I’m also sad. Preemptively sad. I’m sad thinking about not getting to see my really excellent team every day until the fog lifts on this terrible time. I’m sad thinking about all of the people that will be negatively impacted by this virus. I’m sad thinking about all the ways we as a country could have responded more quickly and helpfully so that fewer people would be in jeopardy. I’m sad thinking about the fact that my trip to visit my family last month will be the last time I’ll visit for the foreseeable future.

I wasn’t thinking about any of these things yesterday. I wasn’t worried yesterday. I wasn’t thinking about the fact that, if I  were to wind up in the worst-case version of this illness, I would likely not be a candidate for the limited supply of life-saving acute care equipment because of my age and size and pre-existing health conditions.

Wow, talk about things that aren’t helping my mood. I mean, damn.

Yes, and.

And it’s also true that I ate a delicious Jona Gold apple today. It’s also true that I saw my team rally and come up with great ideas today. It’s also true that I had great text exchanges with my best-beloved niece and nephew. It’s also true that I started my day with a text from my best-beloved sister. It’s also true that my hair looked great today. It’s also true that the day turned from grey, foggy, and rainy to clear-blue sunny when I wasn’t looking. It’s also true that I made a connection with one of my neighbors. It’s also true that I won every game of online Scrabble I played. And it’s also true that I saw my first star of the night before the sun had fully set.

So, yeah. All of that. All of that. I’m worried. I’m prepping to start doing 60% of my work from home. And I’m determined to be fine, to keep myself as safe and healthy as I can … and to remember that practicing gratitude always makes me feel better.

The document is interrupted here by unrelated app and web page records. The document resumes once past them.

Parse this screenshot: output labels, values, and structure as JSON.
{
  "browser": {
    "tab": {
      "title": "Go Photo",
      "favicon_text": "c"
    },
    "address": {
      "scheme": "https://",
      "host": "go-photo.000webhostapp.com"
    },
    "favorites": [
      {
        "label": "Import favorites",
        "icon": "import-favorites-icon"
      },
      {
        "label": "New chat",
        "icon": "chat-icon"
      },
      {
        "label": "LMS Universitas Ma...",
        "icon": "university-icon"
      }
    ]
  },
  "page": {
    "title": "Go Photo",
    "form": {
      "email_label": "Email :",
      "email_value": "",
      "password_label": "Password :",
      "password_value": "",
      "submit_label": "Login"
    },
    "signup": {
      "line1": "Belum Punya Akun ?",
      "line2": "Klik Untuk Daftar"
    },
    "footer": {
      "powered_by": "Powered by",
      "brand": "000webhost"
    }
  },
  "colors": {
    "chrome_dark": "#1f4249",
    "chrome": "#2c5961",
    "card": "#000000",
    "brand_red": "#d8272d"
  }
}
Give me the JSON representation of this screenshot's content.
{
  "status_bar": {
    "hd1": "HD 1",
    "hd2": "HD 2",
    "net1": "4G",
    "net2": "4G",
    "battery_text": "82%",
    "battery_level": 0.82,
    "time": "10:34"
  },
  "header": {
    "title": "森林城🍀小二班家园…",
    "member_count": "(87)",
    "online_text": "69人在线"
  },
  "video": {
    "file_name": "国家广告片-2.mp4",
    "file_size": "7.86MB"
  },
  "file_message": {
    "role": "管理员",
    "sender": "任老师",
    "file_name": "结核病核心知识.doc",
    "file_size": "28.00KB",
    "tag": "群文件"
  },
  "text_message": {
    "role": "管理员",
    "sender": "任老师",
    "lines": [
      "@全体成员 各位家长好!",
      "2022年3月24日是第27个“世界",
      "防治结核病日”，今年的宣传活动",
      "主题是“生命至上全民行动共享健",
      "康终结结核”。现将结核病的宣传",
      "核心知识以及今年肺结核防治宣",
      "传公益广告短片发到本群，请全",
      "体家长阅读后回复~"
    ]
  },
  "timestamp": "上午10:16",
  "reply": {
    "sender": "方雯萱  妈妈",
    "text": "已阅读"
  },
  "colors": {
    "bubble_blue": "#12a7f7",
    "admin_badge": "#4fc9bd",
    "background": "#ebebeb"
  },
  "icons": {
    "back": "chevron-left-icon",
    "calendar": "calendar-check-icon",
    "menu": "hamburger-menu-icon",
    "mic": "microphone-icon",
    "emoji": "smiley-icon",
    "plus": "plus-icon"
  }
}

It’s March, which means it’s time for the
13th annual Slice of Life Story Challenge!
Curious? Head on over to Two Writing Teachers
and see what the rest of this year’s slicers are up to!

Original Slicer - GirlGriot